Summary and Origin Edit
The European Silver Fir (Abies alba), also known as the silver fir, is a fir native to the mountains of Europe, from the Pyrenees north to Normandy, east to the Alps and the Carpathians, Slovenia, Croatia, Bosnia and Herzegovina, Montenegro, Serbia, and south to Italy, Bulgaria, Albania and northern Greece.
Abies is derived from Latin, meaning ‘rising one’. The name was used to refer to tall trees or ships.
Alba means ‘bright’ or ‘dead white’.
The European Silver Fir is a large evergreen coniferous tree growing to 40–50 m (130–160 ft) (exceptionally 60 m (200 ft)) tall and with a trunk diameter up to 1.5 m (4 ft 11 in). The largest measured tree was 60 m tall and had a trunk diameter of 3.8 m (12 ft). It occurs at altitudes of 300–1,700 m (980–5,580 ft) (mainly over 500 m (1,600 ft)), on mountains with rainfall over 1,000 millimetres (39 in) per year.
The leaves of this fir species are needle-like, flattened, 1.8–3.0 cm (0.71–1.18 in) long and 2.0 mm (0.079 in) wide by 0.5 mm (0.020 in) thick, glossy dark green above, and with two greenish-white bands of stomata below. The tip of the leaf is usually slightly notched at the tip.
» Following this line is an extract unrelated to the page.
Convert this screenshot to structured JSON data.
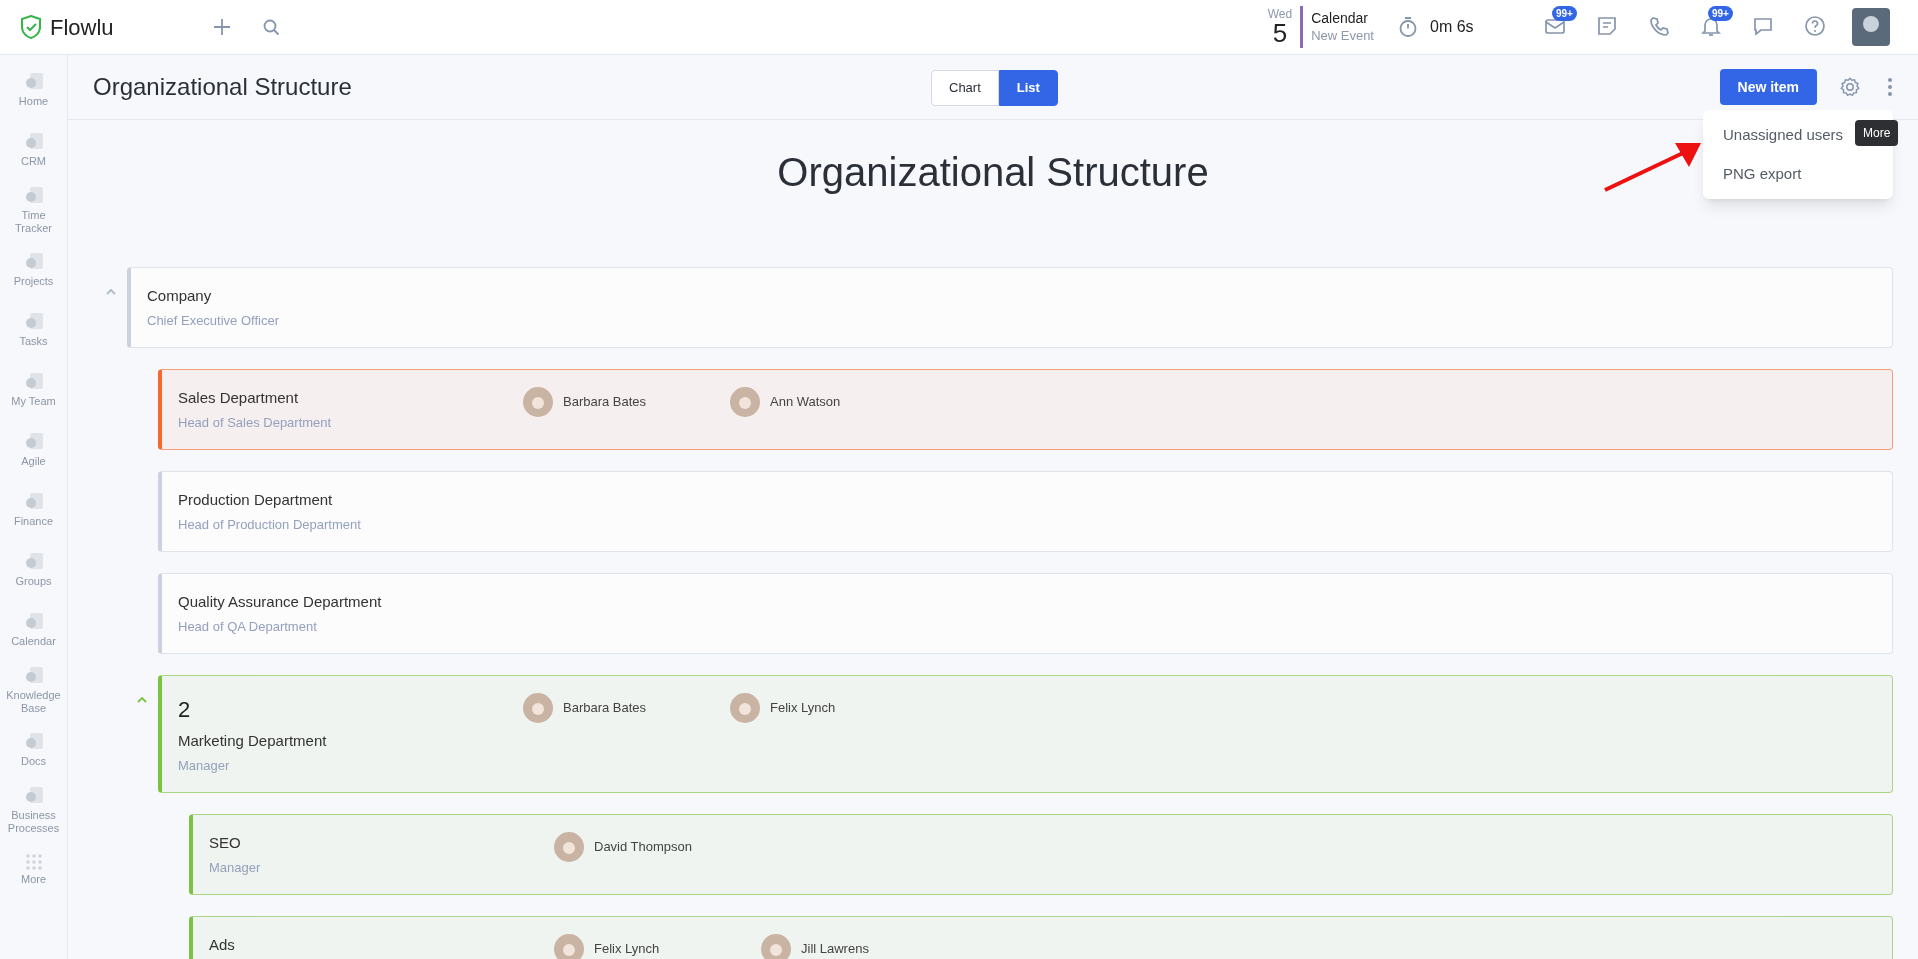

The cones (the non-flowering plant version of flowers) are 9–17 cm (3.5–6.7 in) long and 3–4 cm (1.2–1.6 in) broad, with about 150-200 scales, each scale with an exserted bract and two winged seeds; they disintegrate when mature to release the seeds. The wood of the tree is white, leading to the species name alba.